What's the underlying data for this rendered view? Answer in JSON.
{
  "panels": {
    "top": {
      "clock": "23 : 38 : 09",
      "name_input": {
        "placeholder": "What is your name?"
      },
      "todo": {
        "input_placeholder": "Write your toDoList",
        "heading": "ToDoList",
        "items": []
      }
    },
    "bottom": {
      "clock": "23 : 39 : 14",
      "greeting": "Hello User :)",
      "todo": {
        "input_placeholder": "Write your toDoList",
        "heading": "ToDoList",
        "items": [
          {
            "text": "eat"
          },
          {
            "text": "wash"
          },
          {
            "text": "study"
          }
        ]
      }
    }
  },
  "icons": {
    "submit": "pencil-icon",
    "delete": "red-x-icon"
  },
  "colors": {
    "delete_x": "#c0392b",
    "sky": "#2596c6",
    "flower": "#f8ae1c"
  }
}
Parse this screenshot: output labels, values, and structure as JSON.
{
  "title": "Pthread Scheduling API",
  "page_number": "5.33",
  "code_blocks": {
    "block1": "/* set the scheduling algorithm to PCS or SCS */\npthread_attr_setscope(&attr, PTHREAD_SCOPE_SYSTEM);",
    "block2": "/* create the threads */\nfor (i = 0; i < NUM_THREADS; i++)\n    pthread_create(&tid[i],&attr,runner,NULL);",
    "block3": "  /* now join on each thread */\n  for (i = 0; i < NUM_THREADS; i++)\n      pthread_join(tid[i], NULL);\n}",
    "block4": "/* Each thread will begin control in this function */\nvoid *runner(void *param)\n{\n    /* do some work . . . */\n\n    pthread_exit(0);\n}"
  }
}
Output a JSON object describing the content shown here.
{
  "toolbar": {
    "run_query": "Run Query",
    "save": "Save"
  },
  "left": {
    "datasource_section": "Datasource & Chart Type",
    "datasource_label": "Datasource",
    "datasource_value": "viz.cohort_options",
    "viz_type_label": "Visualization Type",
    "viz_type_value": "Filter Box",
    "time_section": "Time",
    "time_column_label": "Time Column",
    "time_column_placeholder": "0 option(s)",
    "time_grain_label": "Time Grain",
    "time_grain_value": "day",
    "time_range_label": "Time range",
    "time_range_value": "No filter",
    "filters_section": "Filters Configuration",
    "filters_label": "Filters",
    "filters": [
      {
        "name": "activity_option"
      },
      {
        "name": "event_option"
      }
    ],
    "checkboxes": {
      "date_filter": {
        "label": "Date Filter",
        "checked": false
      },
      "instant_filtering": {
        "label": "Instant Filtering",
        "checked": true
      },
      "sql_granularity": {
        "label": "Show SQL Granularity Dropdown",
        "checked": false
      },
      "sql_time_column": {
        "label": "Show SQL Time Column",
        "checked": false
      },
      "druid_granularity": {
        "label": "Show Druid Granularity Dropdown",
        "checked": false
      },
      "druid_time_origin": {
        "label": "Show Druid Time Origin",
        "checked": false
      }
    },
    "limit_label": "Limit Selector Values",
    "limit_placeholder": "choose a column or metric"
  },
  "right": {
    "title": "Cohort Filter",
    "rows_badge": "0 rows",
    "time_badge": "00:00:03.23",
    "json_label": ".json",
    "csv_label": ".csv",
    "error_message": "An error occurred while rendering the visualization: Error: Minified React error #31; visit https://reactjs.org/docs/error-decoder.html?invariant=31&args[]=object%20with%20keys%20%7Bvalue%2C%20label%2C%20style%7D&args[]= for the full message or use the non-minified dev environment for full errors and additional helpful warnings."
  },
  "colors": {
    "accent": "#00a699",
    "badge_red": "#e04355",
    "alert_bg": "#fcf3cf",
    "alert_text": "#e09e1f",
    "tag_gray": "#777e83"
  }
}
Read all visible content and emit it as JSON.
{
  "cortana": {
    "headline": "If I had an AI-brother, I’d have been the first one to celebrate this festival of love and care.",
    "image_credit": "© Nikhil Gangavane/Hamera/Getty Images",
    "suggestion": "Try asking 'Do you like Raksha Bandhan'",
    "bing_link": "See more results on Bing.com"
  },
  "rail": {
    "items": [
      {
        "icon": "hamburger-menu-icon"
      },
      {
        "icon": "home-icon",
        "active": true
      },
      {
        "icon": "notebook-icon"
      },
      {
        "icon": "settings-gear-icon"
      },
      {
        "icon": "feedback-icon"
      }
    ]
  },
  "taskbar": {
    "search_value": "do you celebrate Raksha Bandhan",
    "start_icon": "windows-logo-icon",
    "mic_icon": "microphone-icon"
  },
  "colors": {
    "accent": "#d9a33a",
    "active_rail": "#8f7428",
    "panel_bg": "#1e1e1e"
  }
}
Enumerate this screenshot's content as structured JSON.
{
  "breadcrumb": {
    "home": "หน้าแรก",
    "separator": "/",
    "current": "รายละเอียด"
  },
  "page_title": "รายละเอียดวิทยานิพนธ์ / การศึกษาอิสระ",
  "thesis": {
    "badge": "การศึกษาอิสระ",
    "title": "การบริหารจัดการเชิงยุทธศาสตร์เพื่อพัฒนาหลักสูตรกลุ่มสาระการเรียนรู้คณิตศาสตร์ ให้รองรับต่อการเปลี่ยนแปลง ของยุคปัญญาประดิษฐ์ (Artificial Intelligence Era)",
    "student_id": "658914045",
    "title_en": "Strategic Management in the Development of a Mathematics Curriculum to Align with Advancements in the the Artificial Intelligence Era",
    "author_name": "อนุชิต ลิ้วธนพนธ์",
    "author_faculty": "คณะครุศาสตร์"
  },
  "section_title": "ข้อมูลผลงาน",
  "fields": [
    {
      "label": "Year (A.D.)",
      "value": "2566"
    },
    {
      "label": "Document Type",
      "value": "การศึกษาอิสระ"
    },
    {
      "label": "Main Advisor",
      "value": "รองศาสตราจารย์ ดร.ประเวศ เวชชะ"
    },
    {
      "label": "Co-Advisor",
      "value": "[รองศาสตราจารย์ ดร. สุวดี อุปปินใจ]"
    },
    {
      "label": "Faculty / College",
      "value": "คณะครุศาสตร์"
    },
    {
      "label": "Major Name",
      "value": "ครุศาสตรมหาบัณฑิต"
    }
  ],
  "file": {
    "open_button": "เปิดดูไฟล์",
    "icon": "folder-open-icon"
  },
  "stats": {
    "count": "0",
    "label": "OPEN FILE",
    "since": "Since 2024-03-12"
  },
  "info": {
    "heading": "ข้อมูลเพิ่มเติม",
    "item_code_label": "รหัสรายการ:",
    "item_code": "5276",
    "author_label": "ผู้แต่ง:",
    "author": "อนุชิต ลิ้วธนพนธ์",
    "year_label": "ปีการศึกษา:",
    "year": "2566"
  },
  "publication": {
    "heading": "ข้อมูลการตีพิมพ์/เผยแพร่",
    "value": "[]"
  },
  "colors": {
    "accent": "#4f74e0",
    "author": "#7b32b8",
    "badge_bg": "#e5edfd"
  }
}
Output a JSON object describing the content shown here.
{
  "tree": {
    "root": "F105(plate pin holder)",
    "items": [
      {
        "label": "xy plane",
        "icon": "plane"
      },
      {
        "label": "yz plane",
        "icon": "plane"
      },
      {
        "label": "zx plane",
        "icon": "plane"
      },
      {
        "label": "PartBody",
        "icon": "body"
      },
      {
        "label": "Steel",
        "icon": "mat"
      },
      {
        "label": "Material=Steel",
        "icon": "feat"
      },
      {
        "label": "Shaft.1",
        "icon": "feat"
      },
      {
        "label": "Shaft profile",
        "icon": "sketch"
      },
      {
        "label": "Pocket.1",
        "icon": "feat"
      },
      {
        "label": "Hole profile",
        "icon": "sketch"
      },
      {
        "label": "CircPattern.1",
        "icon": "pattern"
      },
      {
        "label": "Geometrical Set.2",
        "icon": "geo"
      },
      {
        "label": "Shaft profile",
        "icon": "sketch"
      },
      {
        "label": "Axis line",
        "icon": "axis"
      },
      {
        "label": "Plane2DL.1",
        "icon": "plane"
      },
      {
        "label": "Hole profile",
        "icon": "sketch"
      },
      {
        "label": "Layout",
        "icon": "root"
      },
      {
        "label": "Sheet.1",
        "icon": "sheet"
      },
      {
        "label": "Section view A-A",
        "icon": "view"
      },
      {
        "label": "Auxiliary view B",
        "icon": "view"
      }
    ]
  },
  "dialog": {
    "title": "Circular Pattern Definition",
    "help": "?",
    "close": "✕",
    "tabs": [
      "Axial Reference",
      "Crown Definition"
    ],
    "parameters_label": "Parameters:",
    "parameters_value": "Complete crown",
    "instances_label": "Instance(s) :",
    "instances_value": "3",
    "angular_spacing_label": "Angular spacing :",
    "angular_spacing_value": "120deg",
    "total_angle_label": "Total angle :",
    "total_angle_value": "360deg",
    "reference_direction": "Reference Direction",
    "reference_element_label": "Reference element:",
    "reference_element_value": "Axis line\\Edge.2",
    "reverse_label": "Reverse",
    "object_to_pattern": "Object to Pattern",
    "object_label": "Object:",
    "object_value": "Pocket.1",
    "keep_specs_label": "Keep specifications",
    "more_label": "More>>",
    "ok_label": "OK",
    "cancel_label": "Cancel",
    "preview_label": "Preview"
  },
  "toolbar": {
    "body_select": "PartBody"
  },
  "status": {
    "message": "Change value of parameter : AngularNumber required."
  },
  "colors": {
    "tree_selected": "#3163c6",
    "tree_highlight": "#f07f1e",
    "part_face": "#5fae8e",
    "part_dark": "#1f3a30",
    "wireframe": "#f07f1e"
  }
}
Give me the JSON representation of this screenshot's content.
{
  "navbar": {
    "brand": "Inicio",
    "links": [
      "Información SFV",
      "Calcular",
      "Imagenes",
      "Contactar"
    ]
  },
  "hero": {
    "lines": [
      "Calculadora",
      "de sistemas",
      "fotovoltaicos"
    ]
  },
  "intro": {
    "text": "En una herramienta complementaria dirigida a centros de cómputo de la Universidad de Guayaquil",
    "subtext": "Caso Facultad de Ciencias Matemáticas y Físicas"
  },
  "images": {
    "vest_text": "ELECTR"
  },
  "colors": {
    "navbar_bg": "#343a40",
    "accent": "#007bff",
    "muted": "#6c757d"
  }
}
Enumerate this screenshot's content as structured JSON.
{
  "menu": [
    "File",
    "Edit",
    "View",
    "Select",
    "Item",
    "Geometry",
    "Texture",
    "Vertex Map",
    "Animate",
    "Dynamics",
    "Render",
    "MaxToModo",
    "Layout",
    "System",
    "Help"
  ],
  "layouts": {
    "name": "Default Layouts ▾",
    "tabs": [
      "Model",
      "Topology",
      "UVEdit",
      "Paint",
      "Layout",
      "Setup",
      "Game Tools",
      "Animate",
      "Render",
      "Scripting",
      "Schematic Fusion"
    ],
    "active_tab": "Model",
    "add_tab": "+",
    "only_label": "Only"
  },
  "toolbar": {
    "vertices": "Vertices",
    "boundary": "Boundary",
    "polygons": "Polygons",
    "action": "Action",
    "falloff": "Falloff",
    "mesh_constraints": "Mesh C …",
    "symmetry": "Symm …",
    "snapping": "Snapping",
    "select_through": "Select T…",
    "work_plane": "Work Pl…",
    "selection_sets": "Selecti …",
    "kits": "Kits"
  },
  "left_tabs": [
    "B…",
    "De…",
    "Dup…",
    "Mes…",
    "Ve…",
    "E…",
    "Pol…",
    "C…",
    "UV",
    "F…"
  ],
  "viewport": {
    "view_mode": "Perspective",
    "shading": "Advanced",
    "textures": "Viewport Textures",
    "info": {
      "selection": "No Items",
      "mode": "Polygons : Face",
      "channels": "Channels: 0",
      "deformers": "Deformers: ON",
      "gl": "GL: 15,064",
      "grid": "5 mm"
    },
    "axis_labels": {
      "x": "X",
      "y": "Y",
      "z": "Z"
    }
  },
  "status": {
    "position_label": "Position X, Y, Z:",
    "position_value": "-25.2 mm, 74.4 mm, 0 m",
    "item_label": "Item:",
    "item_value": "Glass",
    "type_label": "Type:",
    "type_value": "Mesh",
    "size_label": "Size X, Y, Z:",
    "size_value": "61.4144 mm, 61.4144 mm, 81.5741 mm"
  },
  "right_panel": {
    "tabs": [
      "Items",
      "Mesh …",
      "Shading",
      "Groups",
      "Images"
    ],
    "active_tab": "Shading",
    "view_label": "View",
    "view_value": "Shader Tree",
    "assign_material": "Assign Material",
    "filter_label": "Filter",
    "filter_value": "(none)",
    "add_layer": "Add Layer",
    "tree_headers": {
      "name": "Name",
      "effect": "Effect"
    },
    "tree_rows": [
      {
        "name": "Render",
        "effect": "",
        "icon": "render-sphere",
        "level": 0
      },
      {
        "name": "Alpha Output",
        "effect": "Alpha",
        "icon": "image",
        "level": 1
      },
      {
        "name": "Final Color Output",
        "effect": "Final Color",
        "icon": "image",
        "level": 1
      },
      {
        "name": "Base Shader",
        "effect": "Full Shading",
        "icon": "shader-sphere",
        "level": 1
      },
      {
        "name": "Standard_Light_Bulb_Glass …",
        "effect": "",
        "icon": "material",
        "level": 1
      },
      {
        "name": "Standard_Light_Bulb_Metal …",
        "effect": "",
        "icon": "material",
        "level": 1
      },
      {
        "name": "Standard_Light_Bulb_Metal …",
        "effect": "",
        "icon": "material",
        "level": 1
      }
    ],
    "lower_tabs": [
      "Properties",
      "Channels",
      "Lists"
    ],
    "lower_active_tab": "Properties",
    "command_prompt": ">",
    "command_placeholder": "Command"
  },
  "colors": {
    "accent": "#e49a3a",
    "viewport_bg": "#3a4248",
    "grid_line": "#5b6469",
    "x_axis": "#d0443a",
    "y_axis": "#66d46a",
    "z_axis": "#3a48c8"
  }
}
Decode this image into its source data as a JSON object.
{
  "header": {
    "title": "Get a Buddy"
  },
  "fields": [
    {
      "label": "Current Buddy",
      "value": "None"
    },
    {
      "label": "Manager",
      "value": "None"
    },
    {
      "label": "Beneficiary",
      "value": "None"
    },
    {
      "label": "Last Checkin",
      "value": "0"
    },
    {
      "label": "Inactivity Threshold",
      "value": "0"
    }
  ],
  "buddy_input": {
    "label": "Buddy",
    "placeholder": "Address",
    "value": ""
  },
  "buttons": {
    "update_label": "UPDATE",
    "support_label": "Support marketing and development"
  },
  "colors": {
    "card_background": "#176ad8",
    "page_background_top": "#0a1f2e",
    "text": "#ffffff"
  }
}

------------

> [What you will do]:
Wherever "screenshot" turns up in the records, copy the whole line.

> [Written solution]:
Parse this screenshot: output labels, values, and structure as JSON.
Enumerate this screenshot's content as structured JSON.
Give me the JSON representation of this screenshot's content.
Enumerate this screenshot's content as structured JSON.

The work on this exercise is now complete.